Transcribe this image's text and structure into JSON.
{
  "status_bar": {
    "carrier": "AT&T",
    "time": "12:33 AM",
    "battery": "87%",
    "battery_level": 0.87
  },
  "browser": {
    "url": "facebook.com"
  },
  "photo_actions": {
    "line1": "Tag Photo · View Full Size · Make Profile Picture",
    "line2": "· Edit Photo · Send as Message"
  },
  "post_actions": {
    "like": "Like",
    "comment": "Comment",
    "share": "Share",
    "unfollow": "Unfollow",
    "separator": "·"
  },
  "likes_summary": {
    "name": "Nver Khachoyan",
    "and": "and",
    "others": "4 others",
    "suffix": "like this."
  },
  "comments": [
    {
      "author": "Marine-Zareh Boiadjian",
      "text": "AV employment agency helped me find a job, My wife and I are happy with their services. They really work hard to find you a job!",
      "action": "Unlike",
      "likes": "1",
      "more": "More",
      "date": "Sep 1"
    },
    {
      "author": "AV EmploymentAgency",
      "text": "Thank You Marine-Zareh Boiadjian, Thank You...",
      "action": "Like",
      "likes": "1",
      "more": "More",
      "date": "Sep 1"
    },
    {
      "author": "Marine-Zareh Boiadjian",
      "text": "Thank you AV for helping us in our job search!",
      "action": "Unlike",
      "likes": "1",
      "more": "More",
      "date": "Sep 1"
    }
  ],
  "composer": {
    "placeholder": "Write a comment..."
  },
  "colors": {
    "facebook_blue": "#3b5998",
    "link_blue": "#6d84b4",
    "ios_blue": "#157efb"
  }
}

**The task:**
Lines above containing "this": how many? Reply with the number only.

**Exercise output:**
2